* **What the exercise asks**
Return the full listing, so that each line matches the original exactly.

* **Materials provided**
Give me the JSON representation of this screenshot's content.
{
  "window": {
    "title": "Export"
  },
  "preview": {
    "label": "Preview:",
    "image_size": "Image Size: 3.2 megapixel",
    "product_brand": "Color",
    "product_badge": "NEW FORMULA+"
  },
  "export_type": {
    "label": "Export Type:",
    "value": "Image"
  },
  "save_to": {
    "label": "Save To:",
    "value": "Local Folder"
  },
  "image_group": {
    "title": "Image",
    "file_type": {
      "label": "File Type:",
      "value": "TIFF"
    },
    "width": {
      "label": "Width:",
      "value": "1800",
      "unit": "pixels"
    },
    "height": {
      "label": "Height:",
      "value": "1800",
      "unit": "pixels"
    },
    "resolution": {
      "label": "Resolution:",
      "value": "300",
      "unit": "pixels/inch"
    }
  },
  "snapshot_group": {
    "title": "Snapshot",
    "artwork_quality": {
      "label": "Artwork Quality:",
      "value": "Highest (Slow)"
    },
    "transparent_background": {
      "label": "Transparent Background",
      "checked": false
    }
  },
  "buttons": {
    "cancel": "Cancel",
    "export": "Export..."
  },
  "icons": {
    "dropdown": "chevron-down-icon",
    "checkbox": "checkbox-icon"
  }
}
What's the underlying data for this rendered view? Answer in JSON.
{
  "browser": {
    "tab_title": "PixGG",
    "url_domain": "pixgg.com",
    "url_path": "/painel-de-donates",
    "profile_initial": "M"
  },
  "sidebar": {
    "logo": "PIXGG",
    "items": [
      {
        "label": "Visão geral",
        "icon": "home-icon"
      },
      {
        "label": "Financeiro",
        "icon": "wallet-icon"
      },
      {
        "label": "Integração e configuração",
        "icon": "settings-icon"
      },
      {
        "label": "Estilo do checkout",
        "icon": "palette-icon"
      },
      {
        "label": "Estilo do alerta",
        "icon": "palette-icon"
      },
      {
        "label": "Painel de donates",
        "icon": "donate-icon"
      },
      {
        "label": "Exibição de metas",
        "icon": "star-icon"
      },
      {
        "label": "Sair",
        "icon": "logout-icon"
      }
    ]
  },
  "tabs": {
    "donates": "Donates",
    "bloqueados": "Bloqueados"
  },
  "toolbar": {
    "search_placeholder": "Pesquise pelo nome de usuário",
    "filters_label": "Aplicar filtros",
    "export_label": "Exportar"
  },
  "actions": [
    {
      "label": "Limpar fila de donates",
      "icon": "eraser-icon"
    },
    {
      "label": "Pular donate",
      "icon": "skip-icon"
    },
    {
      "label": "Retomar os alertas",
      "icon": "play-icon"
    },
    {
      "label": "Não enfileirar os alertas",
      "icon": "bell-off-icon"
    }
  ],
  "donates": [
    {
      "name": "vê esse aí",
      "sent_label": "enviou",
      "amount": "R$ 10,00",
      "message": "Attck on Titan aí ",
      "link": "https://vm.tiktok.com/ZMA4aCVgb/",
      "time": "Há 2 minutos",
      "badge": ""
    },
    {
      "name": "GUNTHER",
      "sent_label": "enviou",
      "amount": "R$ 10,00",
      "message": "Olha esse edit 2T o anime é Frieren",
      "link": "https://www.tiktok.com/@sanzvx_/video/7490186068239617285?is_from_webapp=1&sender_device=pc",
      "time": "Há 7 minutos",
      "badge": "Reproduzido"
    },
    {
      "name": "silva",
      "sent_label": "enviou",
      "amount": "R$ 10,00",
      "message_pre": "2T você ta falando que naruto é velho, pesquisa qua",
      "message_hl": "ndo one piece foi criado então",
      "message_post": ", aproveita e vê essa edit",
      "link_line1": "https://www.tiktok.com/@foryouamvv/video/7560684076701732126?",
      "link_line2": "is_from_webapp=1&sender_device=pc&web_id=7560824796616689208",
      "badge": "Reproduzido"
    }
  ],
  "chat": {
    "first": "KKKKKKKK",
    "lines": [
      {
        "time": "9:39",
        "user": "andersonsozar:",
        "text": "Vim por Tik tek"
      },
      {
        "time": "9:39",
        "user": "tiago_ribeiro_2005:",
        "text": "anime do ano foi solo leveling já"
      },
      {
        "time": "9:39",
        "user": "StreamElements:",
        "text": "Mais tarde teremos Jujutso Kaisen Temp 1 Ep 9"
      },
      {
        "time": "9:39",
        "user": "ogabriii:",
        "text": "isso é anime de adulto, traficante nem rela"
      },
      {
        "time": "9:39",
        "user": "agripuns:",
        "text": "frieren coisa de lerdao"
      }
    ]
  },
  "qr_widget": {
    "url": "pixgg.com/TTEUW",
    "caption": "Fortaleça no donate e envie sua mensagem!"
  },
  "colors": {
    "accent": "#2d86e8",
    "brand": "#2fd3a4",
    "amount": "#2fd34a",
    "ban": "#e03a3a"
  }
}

* **Problem solution**
Give me the JSON representation of this screenshot's content.
{
  "window": {
    "title": "Export"
  },
  "preview": {
    "label": "Preview:",
    "image_size": "Image Size: 3.2 megapixel",
    "product_brand": "Color",
    "product_badge": "NEW FORMULA+"
  },
  "export_type": {
    "label": "Export Type:",
    "value": "Image"
  },
  "save_to": {
    "label": "Save To:",
    "value": "Local Folder"
  },
  "image_group": {
    "title": "Image",
    "file_type": {
      "label": "File Type:",
      "value": "TIFF"
    },
    "width": {
      "label": "Width:",
      "value": "1800",
      "unit": "pixels"
    },
    "height": {
      "label": "Height:",
      "value": "1800",
      "unit": "pixels"
    },
    "resolution": {
      "label": "Resolution:",
      "value": "300",
      "unit": "pixels/inch"
    }
  },
  "snapshot_group": {
    "title": "Snapshot",
    "artwork_quality": {
      "label": "Artwork Quality:",
      "value": "Highest (Slow)"
    },
    "transparent_background": {
      "label": "Transparent Background",
      "checked": false
    }
  },
  "buttons": {
    "cancel": "Cancel",
    "export": "Export..."
  },
  "icons": {
    "dropdown": "chevron-down-icon",
    "checkbox": "checkbox-icon"
  }
}
What's the underlying data for this rendered view? Answer in JSON.
{
  "browser": {
    "tab_title": "PixGG",
    "url_domain": "pixgg.com",
    "url_path": "/painel-de-donates",
    "profile_initial": "M"
  },
  "sidebar": {
    "logo": "PIXGG",
    "items": [
      {
        "label": "Visão geral",
        "icon": "home-icon"
      },
      {
        "label": "Financeiro",
        "icon": "wallet-icon"
      },
      {
        "label": "Integração e configuração",
        "icon": "settings-icon"
      },
      {
        "label": "Estilo do checkout",
        "icon": "palette-icon"
      },
      {
        "label": "Estilo do alerta",
        "icon": "palette-icon"
      },
      {
        "label": "Painel de donates",
        "icon": "donate-icon"
      },
      {
        "label": "Exibição de metas",
        "icon": "star-icon"
      },
      {
        "label": "Sair",
        "icon": "logout-icon"
      }
    ]
  },
  "tabs": {
    "donates": "Donates",
    "bloqueados": "Bloqueados"
  },
  "toolbar": {
    "search_placeholder": "Pesquise pelo nome de usuário",
    "filters_label": "Aplicar filtros",
    "export_label": "Exportar"
  },
  "actions": [
    {
      "label": "Limpar fila de donates",
      "icon": "eraser-icon"
    },
    {
      "label": "Pular donate",
      "icon": "skip-icon"
    },
    {
      "label": "Retomar os alertas",
      "icon": "play-icon"
    },
    {
      "label": "Não enfileirar os alertas",
      "icon": "bell-off-icon"
    }
  ],
  "donates": [
    {
      "name": "vê esse aí",
      "sent_label": "enviou",
      "amount": "R$ 10,00",
      "message": "Attck on Titan aí ",
      "link": "https://vm.tiktok.com/ZMA4aCVgb/",
      "time": "Há 2 minutos",
      "badge": ""
    },
    {
      "name": "GUNTHER",
      "sent_label": "enviou",
      "amount": "R$ 10,00",
      "message": "Olha esse edit 2T o anime é Frieren",
      "link": "https://www.tiktok.com/@sanzvx_/video/7490186068239617285?is_from_webapp=1&sender_device=pc",
      "time": "Há 7 minutos",
      "badge": "Reproduzido"
    },
    {
      "name": "silva",
      "sent_label": "enviou",
      "amount": "R$ 10,00",
      "message_pre": "2T você ta falando que naruto é velho, pesquisa qua",
      "message_hl": "ndo one piece foi criado então",
      "message_post": ", aproveita e vê essa edit",
      "link_line1": "https://www.tiktok.com/@foryouamvv/video/7560684076701732126?",
      "link_line2": "is_from_webapp=1&sender_device=pc&web_id=7560824796616689208",
      "badge": "Reproduzido"
    }
  ],
  "chat": {
    "first": "KKKKKKKK",
    "lines": [
      {
        "time": "9:39",
        "user": "andersonsozar:",
        "text": "Vim por Tik tek"
      },
      {
        "time": "9:39",
        "user": "tiago_ribeiro_2005:",
        "text": "anime do ano foi solo leveling já"
      },
      {
        "time": "9:39",
        "user": "StreamElements:",
        "text": "Mais tarde teremos Jujutso Kaisen Temp 1 Ep 9"
      },
      {
        "time": "9:39",
        "user": "ogabriii:",
        "text": "isso é anime de adulto, traficante nem rela"
      },
      {
        "time": "9:39",
        "user": "agripuns:",
        "text": "frieren coisa de lerdao"
      }
    ]
  },
  "qr_widget": {
    "url": "pixgg.com/TTEUW",
    "caption": "Fortaleça no donate e envie sua mensagem!"
  },
  "colors": {
    "accent": "#2d86e8",
    "brand": "#2fd3a4",
    "amount": "#2fd34a",
    "ban": "#e03a3a"
  }
}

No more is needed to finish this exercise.